Buildings represent a critical piece of any global low-carbon future.
Within the buildings sector, both residential and commercial, early movers towards efficiency can reap multiple benefits.
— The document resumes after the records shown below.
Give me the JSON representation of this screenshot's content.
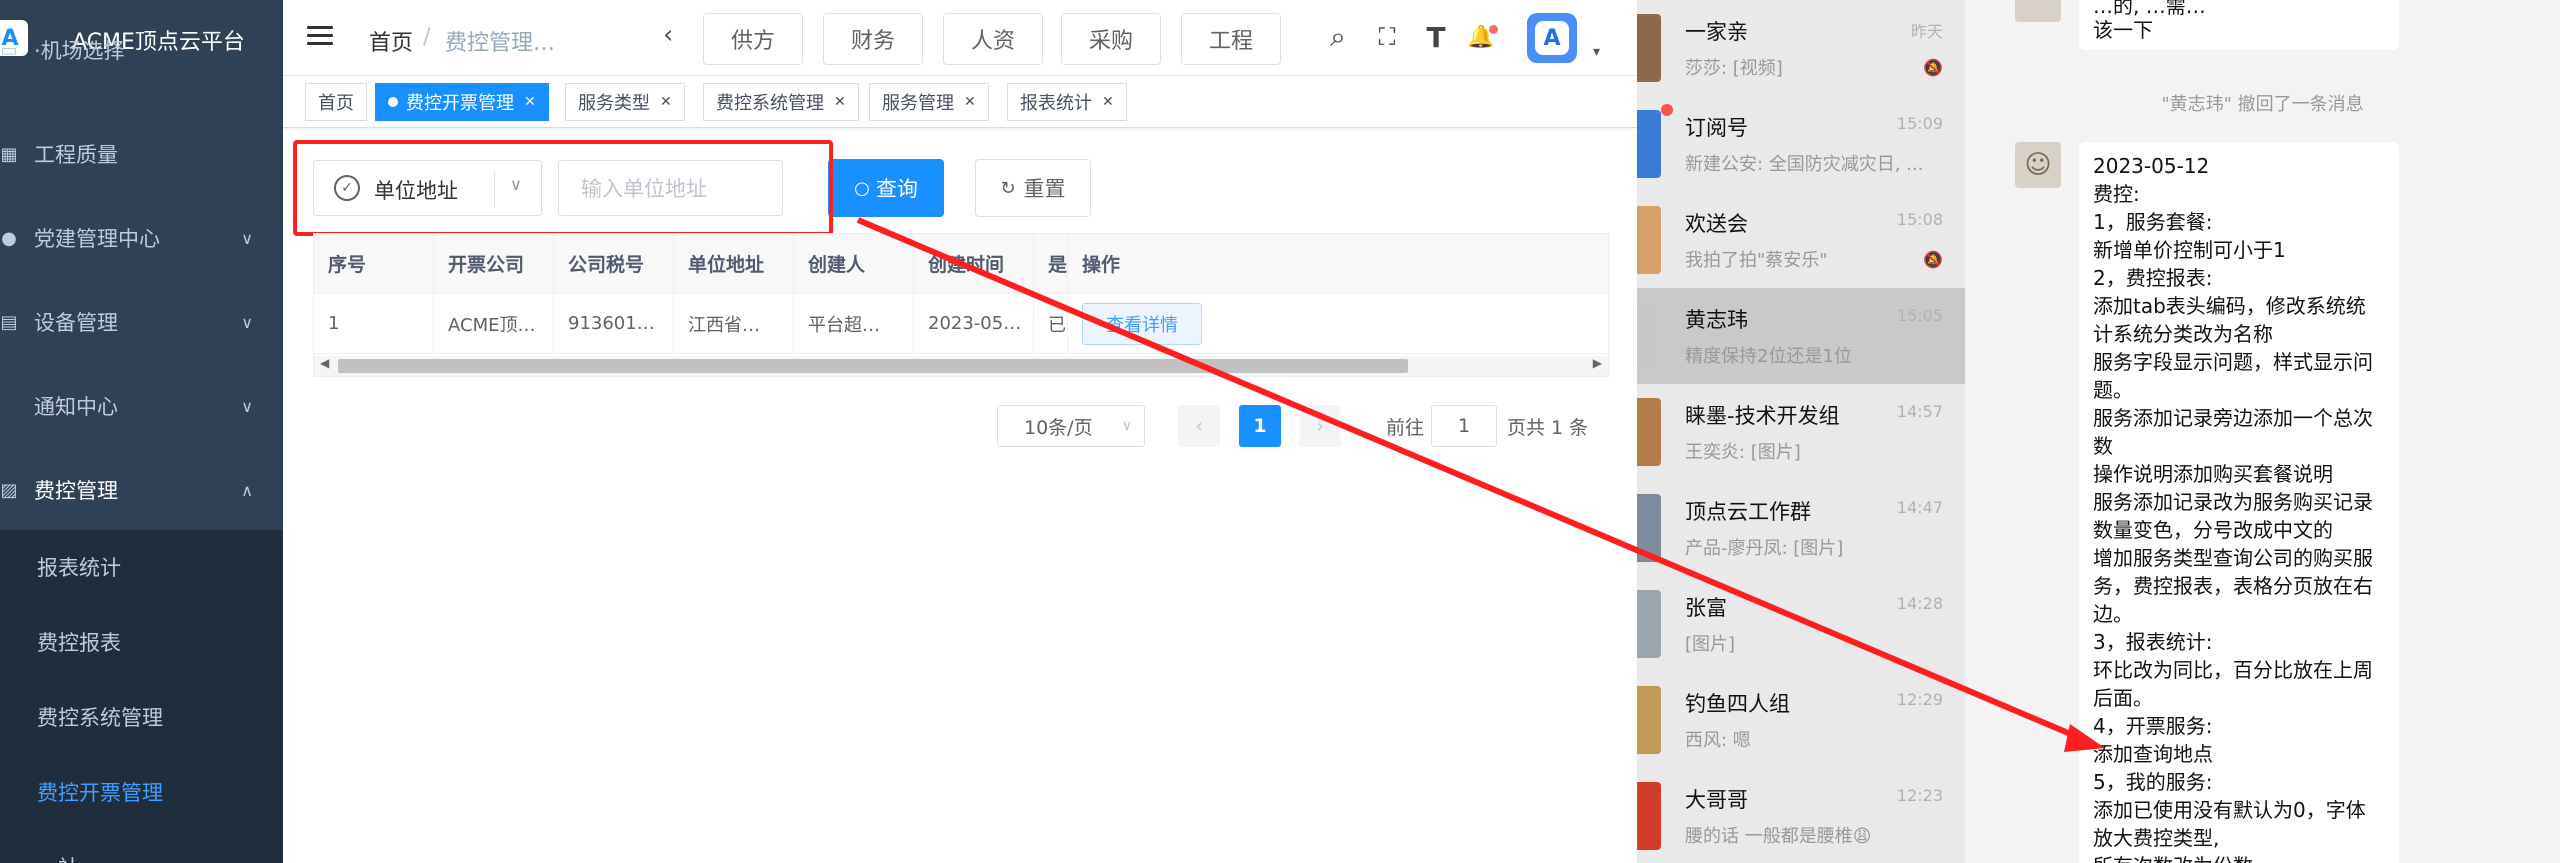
{
  "app": {
    "title": "ACME顶点云平台",
    "logo_text": "A"
  },
  "sidebar": {
    "items": [
      {
        "label": "·机场选择",
        "icon": "▭",
        "arrow": ""
      },
      {
        "label": "工程质量",
        "icon": "▦",
        "arrow": ""
      },
      {
        "label": "党建管理中心",
        "icon": "●",
        "arrow": "∨"
      },
      {
        "label": "设备管理",
        "icon": "▤",
        "arrow": "∨"
      },
      {
        "label": "通知中心",
        "icon": "",
        "arrow": "∨"
      },
      {
        "label": "费控管理",
        "icon": "▨",
        "arrow": "∧"
      }
    ],
    "sub_items": [
      {
        "label": "报表统计"
      },
      {
        "label": "费控报表"
      },
      {
        "label": "费控系统管理"
      },
      {
        "label": "费控开票管理"
      },
      {
        "label": "…社"
      }
    ]
  },
  "navbar": {
    "breadcrumb": [
      "首页",
      "/",
      "费控管理…"
    ],
    "back": "‹",
    "top_buttons": [
      "供方",
      "财务",
      "人资",
      "采购",
      "工程"
    ],
    "icons": {
      "search": "⌕",
      "fullscreen": "⛶",
      "font": "T",
      "bell": "🔔"
    },
    "avatar_text": "A",
    "caret": "▾"
  },
  "tags": [
    {
      "label": "首页",
      "closable": false,
      "active": false
    },
    {
      "label": "费控开票管理",
      "closable": true,
      "active": true
    },
    {
      "label": "服务类型",
      "closable": true,
      "active": false
    },
    {
      "label": "费控系统管理",
      "closable": true,
      "active": false
    },
    {
      "label": "服务管理",
      "closable": true,
      "active": false
    },
    {
      "label": "报表统计",
      "closable": true,
      "active": false
    }
  ],
  "search": {
    "field_label": "单位地址",
    "placeholder": "输入单位地址",
    "query_label": "查询",
    "reset_label": "重置"
  },
  "table": {
    "columns": [
      "序号",
      "开票公司",
      "公司税号",
      "单位地址",
      "创建人",
      "创建时间",
      "是",
      "操作"
    ],
    "rows": [
      {
        "cells": [
          "1",
          "ACME顶…",
          "913601…",
          "江西省…",
          "平台超…",
          "2023-05…",
          "已"
        ],
        "action": "查看详情"
      }
    ]
  },
  "pagination": {
    "page_size": "10条/页",
    "prev": "‹",
    "current": "1",
    "next": "›",
    "goto_prefix": "前往",
    "goto_value": "1",
    "goto_suffix": "页共 1 条"
  },
  "chat_list": [
    {
      "name": "一家亲",
      "msg": "莎莎: [视频]",
      "time": "昨天",
      "muted": true,
      "color": "#8a6a4a"
    },
    {
      "name": "订阅号",
      "msg": "新建公安: 全国防灾减灾日, ...",
      "time": "15:09",
      "muted": false,
      "badge": true,
      "color": "#3a7bd5"
    },
    {
      "name": "欢送会",
      "msg": "我拍了拍\"蔡安乐\"",
      "time": "15:08",
      "muted": true,
      "color": "#d9a06a"
    },
    {
      "name": "黄志玮",
      "msg": "精度保持2位还是1位",
      "time": "15:05",
      "muted": false,
      "selected": true,
      "color": "#c8c8c8"
    },
    {
      "name": "睐墨-技术开发组",
      "msg": "王奕炎: [图片]",
      "time": "14:57",
      "muted": false,
      "color": "#b57b4a"
    },
    {
      "name": "顶点云工作群",
      "msg": "产品-廖丹凤: [图片]",
      "time": "14:47",
      "muted": false,
      "color": "#7c8c9c"
    },
    {
      "name": "张富",
      "msg": "[图片]",
      "time": "14:28",
      "muted": false,
      "color": "#9aa7b0"
    },
    {
      "name": "钓鱼四人组",
      "msg": "西风: 嗯",
      "time": "12:29",
      "muted": false,
      "color": "#c29a5a"
    },
    {
      "name": "大哥哥",
      "msg": "腰的话 一般都是腰椎😩",
      "time": "12:23",
      "muted": false,
      "color": "#d23c2a"
    }
  ],
  "chat_window": {
    "top_bubble": "…一下",
    "top_bubble_lines": [
      "…的, …需…",
      "该一下"
    ],
    "recall_notice": "\"黄志玮\" 撤回了一条消息",
    "message_lines": [
      "2023-05-12",
      "费控:",
      "1，服务套餐:",
      "新增单价控制可小于1",
      "2，费控报表:",
      "添加tab表头编码，修改系统统计系统分类改为名称",
      "服务字段显示问题，样式显示问题。",
      "服务添加记录旁边添加一个总次数",
      "操作说明添加购买套餐说明",
      "服务添加记录改为服务购买记录数量变色，分号改成中文的",
      "增加服务类型查询公司的购买服务，费控报表，表格分页放在右边。",
      "3，报表统计:",
      "环比改为同比，百分比放在上周后面。",
      "4，开票服务:",
      "添加查询地点",
      "5，我的服务:",
      "添加已使用没有默认为0，字体放大费控类型,",
      "所有次数改为份数"
    ]
  },
  "annotation": {
    "color": "#ff1f1f"
  }
}
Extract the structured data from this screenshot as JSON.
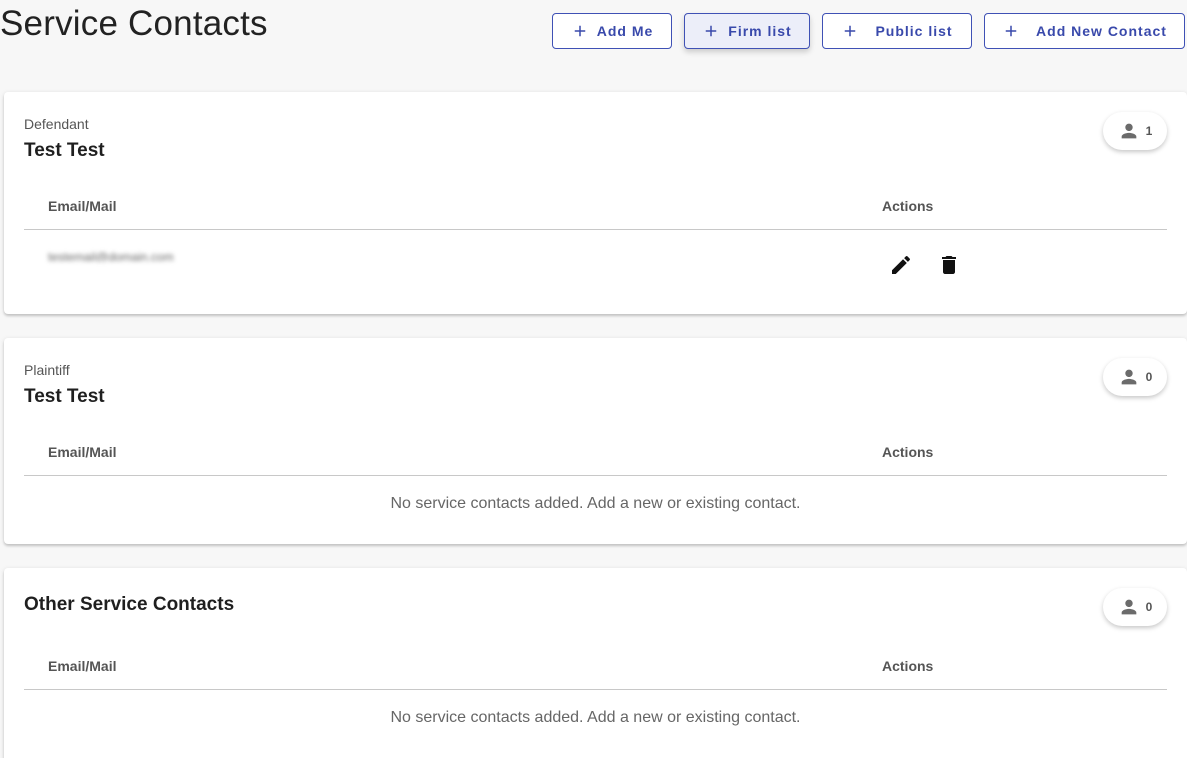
{
  "page": {
    "title": "Service Contacts"
  },
  "toolbar": {
    "add_me": "Add Me",
    "firm_list": "Firm list",
    "public_list": "Public list",
    "add_new_contact": "Add New Contact"
  },
  "table_headers": {
    "email": "Email/Mail",
    "actions": "Actions"
  },
  "empty_message": "No service contacts added. Add a new or existing contact.",
  "sections": [
    {
      "role": "Defendant",
      "name": "Test Test",
      "count": "1",
      "contacts": [
        {
          "email": "testemail@domain.com"
        }
      ]
    },
    {
      "role": "Plaintiff",
      "name": "Test Test",
      "count": "0",
      "contacts": []
    },
    {
      "role": "",
      "name": "Other Service Contacts",
      "count": "0",
      "contacts": []
    }
  ],
  "icons": {
    "add": "plus-icon",
    "person": "person-icon",
    "edit": "pencil-icon",
    "delete": "trash-icon"
  },
  "colors": {
    "accent": "#3949ab",
    "active_button_bg": "#eceef9"
  }
}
These include more valuable, resilient buildings that offer better living and working conditions for owners and tenants, associated improvements in health and productivity, and higher occupancy rates.
Business Briefings on the Latest Climate Science is a highly readable series of briefings from CISL* at University of Cambridge, born of the belief that many sectors, including the building sector, could make more use of The Intergovernmental Panel on Climate Change (IPCC) Fifth Assessment Report (AR5)**, which is long and highly technical, if it were distilled into an accurate, accessible, timely, relevant and readable summary.
The briefing can be downloaded here, and of particular interest is the warning of doing nothing, too little or too late that will severely impact and comprise future generations for decades, locking in many of problems we are seeking to eradicate.
- The longevity of buildings presents the risk of energy performance ‘lock-in’ whereby today’s sluggish ambition confers a legacy of less than optimal buildings to future generations.
- Avoiding lock-in requires the urgent adoption of state-of-the-art
performance standards in all buildings.
- Radical change within the building sector requires aggressive and sustained policies and actions across the design, construction, and operation of buildings and their equipment.
Building as Usual v Building for the Future Infographic
* CISL, together with the Cambridge Judge Business School and the support of the European Climate Foundation a series of documents synthesising the most pertinent findings of AR5 for specific economic and business sectors
** The Intergovernmental Panel on Climate Change (IPCC) Fifth Assessment Report (AR5) concluded that climate change is unequivocal, and that human activities, particularly emissions of carbon dioxide, are very likely to be the dominant cause.